SulAmérica ended fiscal year 2010 with a net income of R$426.6 million (US$ 270 million), a 3.2 percent increase over 2009's totals. Consolidated revenue from insurance premiums in 2010 rose by 15.2 percent, outperforming standard industry growth in the period. Average return on equity was 22.4 percent. SulAmérica expects to be able to build upon these figures and increase the number of policyholders throughout the year. Cabral de Menezes added: "The expansion of the middle class, plus the new consumers coming in, you're talking between 50 to 100 million people that eventually are going to be looking for insurance."
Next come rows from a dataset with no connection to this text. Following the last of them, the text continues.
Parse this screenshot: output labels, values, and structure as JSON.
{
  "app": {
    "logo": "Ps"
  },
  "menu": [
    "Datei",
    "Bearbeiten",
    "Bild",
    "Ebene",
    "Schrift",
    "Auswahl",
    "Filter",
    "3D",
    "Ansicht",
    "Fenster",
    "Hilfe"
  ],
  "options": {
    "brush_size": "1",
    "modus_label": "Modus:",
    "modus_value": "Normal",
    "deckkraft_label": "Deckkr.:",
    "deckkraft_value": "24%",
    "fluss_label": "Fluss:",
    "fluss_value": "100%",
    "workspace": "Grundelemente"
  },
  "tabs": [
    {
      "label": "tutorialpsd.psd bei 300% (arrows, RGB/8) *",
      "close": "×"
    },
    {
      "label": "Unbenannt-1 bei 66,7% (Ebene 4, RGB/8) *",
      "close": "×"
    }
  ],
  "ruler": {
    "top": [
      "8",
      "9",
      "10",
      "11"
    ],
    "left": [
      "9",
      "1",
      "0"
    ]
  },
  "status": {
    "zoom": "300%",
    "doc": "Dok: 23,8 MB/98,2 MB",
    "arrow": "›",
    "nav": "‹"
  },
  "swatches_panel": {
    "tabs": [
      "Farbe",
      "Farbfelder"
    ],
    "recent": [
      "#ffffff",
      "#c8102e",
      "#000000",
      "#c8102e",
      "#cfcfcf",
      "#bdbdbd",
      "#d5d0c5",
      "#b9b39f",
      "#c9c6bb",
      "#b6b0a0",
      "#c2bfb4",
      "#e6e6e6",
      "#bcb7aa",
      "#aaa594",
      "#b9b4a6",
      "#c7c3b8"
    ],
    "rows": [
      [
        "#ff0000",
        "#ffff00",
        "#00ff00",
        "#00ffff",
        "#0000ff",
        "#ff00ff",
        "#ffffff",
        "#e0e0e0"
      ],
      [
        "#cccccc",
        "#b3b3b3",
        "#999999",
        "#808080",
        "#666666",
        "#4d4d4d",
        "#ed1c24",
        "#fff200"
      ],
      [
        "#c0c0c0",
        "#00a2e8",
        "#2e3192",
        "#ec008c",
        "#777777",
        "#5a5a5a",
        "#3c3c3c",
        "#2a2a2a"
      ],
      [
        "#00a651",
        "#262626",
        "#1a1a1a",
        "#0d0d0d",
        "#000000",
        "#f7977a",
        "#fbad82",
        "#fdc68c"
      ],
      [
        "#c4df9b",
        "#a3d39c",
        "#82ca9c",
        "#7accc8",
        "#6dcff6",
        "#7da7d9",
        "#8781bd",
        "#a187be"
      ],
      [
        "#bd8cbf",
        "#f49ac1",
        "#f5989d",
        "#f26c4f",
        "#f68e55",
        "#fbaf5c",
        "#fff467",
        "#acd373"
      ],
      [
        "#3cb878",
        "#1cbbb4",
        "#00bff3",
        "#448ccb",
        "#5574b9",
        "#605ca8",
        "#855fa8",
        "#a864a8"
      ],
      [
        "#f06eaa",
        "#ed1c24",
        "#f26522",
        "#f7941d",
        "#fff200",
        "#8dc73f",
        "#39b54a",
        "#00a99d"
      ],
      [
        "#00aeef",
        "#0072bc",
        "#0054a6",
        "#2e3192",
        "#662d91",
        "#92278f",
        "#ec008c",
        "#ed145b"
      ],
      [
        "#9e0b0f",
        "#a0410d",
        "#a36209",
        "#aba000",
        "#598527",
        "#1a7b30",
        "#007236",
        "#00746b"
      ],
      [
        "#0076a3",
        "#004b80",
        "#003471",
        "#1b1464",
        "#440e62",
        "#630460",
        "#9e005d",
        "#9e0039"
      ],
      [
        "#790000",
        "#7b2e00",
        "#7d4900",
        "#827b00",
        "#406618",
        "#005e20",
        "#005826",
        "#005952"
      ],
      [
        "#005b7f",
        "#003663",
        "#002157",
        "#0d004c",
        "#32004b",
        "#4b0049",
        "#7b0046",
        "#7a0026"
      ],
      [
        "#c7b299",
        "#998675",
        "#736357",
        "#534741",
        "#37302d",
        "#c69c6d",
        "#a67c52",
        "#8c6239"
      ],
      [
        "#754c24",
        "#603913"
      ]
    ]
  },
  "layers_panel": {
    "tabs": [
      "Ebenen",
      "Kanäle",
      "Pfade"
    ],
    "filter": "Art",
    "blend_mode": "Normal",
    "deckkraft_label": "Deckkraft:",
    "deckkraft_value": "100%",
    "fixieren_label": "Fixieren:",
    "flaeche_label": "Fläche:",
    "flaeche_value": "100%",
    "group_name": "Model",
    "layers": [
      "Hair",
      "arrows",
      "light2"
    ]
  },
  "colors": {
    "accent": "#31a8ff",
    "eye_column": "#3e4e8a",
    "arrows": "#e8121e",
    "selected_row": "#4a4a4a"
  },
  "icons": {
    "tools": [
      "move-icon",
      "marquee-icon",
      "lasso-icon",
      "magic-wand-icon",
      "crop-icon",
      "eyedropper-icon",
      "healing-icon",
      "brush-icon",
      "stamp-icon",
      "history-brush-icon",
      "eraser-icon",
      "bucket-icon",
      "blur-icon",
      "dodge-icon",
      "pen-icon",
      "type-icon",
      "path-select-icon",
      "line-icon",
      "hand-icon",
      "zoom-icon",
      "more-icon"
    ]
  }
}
The Brazilian insurance market is the largest in South America, and offers the potential to become a more prominent international insurance market across all disciplines. Recent economic stability, positive credit trends, and regulatory reforms that have stabilized the currency and promoted domestic savings have produced sound growth across the insurance industry in Brazil. The severe disparity of wealth distribution in the country remains a concern, coupled with the low 3.1 percent penetration of insurance relative to domestic spending. While these problems remain on par with other Latin American countries, Brazil continues to lag more developed economies. However, large multinational insurers cannot ignore the market's size and growth potential and will be looking to invest themselves further in Brazil, and other emerging economies, to offset the continued static performance of the established North American and Western European markets.
SulAmérica is a Rio de Janeiro-based insurance business that provides a broad range of insurance services to individuals, corporate clients and government entities in Brazil. The company has been active in the insurance business since 1895. In 2002, SulAmérica entered into a joint venture with multinational finance company ING, who as of September 30, 2009, directly hold a 36% interest in SulAmérica.
BrasilSaude Companhia de Seguros
BrasilSaude Companhia de Seguros was founded in 1995 and is based out of Rio de Janeiro, Brazil. The company provides health insurance services in Brazil and operates as a subsidiary of SulAmérica SA.
Grupo Qualicorp is a leader in health benefits management services in Brazil. Founded in 1997, Grupo Qualicorp has around 1,200 employees and represents about 2.8 million policyholders as of June 2010.